Despite French push, EU leaders divided over common defence strategy
Before the closed-door dinner in Brdo Castle outside the capital Ljubljana, French President Emmanuel Macron told reporters that the 27-nation bloc must do more to manage crises on its borders and to be responsible for its own security
European Union leaders failed to overcome divisions over whether to develop an independent defence force despite anger at the chaotic withdrawal of Western forces from Afghanistan and new impetus from France after it was excluded from a US geostrategic pact.
Leaders meeting over dinner in Slovenia on Tuesday split into classic divisions of eastern states fearful of Russia and wanting to strengthen Europe within NATO and those led by Germany, Italy, Spain and France that want a more robust EU capability, two diplomats briefed on the meeting told Reuters.
Before the closed-door dinner in Brdo Castle outside the capital Ljubljana, French President Emmanuel Macron told reporters that the 27-nation bloc must do more to manage crises on its borders and to be responsible for its own security.

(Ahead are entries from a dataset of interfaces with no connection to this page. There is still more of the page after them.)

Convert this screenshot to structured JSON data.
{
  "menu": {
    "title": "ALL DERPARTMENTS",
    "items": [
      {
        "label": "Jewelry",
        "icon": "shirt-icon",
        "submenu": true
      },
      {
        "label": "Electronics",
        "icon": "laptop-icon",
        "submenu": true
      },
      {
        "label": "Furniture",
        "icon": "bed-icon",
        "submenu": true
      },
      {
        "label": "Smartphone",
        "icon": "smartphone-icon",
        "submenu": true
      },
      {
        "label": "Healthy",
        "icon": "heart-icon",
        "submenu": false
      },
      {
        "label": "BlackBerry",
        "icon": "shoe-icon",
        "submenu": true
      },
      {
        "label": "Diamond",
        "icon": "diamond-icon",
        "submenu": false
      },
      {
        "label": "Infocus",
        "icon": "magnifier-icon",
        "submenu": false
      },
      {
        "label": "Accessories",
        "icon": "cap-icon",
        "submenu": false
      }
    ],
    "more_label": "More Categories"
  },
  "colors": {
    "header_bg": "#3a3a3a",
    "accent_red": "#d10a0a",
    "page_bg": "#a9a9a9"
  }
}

The EU leaders will be joined by the six Balkan leaders of Serbia, Montenegro, Bosnia, North Macedonia, Kosovo and Albania on Wednesday, part of the bloc's decades-long strategy to create a "ring of friends" from southeastern Europe to North Africa.
"We Europeans need to be clear with ourselves. What matters to us in our security, on our borders, our independence?" said Macron, who had questioned the reliability of US protection of Europe before last month's dispute over an Indo-Pacific pact.
The transatlantic row was triggered last month by the United States' negotiation in secret of a military accord, known as AUKUS, with Australia and Britain to counter China, excluding France. Macron said he would meet US President Joe Biden at the Group of 20 meeting in Rome on Oct. 30-31.
Proponents of a stronger EU defence say the warnings have been many: Washington's "pivot to Asia"; Britain's departure from the bloc; former US President Donald Trump's "America First" that undermined EU priorities; failing states on Europe's frontiers and a more aggressive Russia.
But despite progress on building a common defence fund to develop weapons together, the EU has yet to deploy its battalion-sized battlegroups in a crisis.
"The leaders debate was between whether, in terms of force, we need to choose between our economic or military strength," said a senior EU official, referring to the EU's role as the world's biggest aid donor and trading bloc.